The October values for NINO3 were +0.3 °C, NINO3.4 +0.6 °C, and NINO4 +1.0 °C. All three NINO indices warmed compared to September.
The 30-day Southern Oscillation Index (SOI) for the 30 days ending 24 November was −10.5. The 90-day value was −9.7. The 30-day SOI values have remained fairly similar over the past week, and are more strongly negative than they were two weeks ago.
Sustained negative values of the SOI below −7 typically indicate El Niño while sustained positive values above +7 typically indicate La Niña. Values between +7 and −7 generally indicate neutral conditions.
The Indian Ocean Dipole (IOD) remains strongly positive, although IOD index values have decreased compared to values in October. The latest weekly value to 24 November was +1.36 °C.
The strong temperature gradient persists across the Indian Ocean. SSTs to the south of the Indonesian islands of Sumatra are up to 2 degrees cooler than average for the week ending 24 November, while warm anomalies in the west of the Indian Ocean near the Horn of Africa are up to 2 degrees warmer than average. The overall pattern of sea surface temperatures has remained generally consistent with a positive IOD pattern since late May.
All six international climate models surveyed by the Bureau indicate the IOD will remain positive into December, with five of the six models indicating persistence into January.
While the IOD continues to show signs it will persisted later than usual this year, it remains unlikely that the positive IOD will persist into the second half of summer. IOD events dissipate as the monsoon trough moves into the southern hemisphere, which changes the broadscale wind patterns over the IOD region and returns sea surface temperatures to near average.
The four-month sequence of equatorial sub-surface temperature anomalies (to 21 November) shows cool anomalies in the western to central equatorial Pacific, at a depth of around 100 to 200 m. Weak warm anomalies extend across most of the top 100 m of the equatorial Pacific.
Warm anomalies in the central Pacific intensified in October, compared to September and August, but have decreased for November to date. Cool anomalies extend further east now than they did for October.
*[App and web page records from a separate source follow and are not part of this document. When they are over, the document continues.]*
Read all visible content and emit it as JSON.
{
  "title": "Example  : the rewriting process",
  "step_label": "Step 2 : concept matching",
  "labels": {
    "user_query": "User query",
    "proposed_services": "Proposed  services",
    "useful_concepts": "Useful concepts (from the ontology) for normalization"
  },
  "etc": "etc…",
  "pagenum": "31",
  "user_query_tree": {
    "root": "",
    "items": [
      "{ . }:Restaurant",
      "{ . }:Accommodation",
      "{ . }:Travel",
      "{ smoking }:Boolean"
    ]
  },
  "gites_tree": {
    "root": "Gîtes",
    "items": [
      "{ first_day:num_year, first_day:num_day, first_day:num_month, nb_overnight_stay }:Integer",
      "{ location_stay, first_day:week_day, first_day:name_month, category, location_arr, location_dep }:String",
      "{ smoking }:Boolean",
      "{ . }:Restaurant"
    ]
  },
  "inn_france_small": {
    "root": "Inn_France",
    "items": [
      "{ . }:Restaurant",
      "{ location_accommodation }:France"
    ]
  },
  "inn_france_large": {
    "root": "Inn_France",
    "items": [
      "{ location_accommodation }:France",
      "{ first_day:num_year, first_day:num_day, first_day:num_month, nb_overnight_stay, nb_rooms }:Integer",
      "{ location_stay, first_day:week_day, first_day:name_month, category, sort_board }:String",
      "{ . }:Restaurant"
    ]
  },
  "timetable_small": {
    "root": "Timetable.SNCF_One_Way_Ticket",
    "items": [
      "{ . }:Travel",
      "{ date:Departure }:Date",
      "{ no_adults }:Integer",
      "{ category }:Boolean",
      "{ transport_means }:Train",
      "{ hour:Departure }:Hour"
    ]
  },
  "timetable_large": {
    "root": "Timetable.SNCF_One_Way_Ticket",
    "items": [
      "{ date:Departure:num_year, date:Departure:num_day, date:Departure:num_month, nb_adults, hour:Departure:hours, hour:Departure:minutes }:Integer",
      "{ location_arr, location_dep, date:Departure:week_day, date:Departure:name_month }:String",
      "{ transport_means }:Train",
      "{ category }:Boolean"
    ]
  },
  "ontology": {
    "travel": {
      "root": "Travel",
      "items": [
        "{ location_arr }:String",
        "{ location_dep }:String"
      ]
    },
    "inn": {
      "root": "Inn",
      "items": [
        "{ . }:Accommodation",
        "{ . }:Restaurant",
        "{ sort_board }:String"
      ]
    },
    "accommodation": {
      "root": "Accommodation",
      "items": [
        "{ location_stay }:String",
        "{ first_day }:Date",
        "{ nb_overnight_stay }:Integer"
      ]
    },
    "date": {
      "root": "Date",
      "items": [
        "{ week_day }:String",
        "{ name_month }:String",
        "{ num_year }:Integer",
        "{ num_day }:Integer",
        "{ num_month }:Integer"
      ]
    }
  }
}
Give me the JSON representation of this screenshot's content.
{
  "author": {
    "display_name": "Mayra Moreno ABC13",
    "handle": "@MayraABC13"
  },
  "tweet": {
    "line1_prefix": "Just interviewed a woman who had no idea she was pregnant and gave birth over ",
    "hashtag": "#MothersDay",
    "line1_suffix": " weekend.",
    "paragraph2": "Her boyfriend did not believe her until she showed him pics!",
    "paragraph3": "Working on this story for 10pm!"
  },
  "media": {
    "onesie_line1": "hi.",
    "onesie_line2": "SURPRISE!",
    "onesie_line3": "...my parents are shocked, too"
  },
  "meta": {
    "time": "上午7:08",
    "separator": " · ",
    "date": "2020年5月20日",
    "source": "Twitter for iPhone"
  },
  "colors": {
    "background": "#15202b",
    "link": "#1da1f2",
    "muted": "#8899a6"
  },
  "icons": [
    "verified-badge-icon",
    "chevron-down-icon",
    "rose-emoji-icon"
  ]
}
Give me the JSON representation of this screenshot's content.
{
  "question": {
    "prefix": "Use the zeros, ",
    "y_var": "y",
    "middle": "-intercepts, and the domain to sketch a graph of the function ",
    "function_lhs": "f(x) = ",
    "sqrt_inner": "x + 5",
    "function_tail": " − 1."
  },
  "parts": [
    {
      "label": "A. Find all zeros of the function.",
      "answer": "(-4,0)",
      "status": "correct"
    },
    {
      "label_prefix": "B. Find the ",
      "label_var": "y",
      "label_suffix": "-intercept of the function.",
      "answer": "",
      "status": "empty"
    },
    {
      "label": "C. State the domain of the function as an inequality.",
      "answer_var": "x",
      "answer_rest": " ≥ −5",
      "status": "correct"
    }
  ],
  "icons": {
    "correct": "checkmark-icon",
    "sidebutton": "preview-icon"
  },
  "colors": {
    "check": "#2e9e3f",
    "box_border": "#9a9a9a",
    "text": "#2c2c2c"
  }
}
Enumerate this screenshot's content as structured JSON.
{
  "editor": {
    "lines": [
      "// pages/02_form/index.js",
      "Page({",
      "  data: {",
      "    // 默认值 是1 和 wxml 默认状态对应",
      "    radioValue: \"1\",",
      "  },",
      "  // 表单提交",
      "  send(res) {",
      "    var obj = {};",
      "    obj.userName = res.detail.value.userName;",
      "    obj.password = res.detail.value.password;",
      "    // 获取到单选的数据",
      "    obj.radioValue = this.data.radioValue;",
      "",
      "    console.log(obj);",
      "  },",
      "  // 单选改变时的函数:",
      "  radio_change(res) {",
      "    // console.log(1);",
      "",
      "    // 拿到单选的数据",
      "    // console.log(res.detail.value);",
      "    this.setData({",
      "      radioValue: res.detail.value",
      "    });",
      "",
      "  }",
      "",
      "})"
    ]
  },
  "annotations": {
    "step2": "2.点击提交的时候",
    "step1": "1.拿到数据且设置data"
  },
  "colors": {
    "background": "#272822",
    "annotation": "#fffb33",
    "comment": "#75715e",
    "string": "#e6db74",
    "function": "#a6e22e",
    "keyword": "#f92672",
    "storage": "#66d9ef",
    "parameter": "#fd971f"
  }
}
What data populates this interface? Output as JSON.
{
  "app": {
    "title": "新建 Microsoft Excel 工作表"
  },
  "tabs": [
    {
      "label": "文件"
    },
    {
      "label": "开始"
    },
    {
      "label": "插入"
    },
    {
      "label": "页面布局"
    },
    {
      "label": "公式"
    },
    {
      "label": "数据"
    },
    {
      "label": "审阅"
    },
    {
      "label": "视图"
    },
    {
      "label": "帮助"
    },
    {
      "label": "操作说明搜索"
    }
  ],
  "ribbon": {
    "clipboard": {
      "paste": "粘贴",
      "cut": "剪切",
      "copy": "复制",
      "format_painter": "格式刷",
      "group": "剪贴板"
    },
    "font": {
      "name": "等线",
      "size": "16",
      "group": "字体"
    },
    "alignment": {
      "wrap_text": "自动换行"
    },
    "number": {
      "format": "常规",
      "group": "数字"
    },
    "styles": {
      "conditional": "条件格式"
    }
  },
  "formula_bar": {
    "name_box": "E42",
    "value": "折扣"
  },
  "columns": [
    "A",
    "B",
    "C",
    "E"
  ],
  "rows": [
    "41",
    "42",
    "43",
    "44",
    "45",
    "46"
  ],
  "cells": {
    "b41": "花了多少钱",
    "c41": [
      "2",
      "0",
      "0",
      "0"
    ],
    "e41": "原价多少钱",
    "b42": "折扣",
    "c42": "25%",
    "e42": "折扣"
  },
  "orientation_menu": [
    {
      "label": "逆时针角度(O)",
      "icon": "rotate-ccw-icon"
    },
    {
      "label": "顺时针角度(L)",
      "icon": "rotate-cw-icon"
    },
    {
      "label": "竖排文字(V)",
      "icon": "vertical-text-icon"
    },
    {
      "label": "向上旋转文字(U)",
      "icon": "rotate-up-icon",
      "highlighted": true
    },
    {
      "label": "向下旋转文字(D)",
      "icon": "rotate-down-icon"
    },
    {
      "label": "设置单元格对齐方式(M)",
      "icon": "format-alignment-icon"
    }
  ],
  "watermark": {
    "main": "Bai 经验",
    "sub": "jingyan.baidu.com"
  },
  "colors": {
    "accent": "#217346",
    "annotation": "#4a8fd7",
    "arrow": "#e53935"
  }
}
For the five days ending 24 November water temperatures were close to average across much of the sub-surface of the equatorial Pacific, with areas of the top 100 m somewhat warmer than average in both the west and east of the equatorial Pacific. In the eastern equatorial Pacific part of the top 100 m is more than 3 degrees warmer than average for this time of year.
Product code: IDCKGEWW00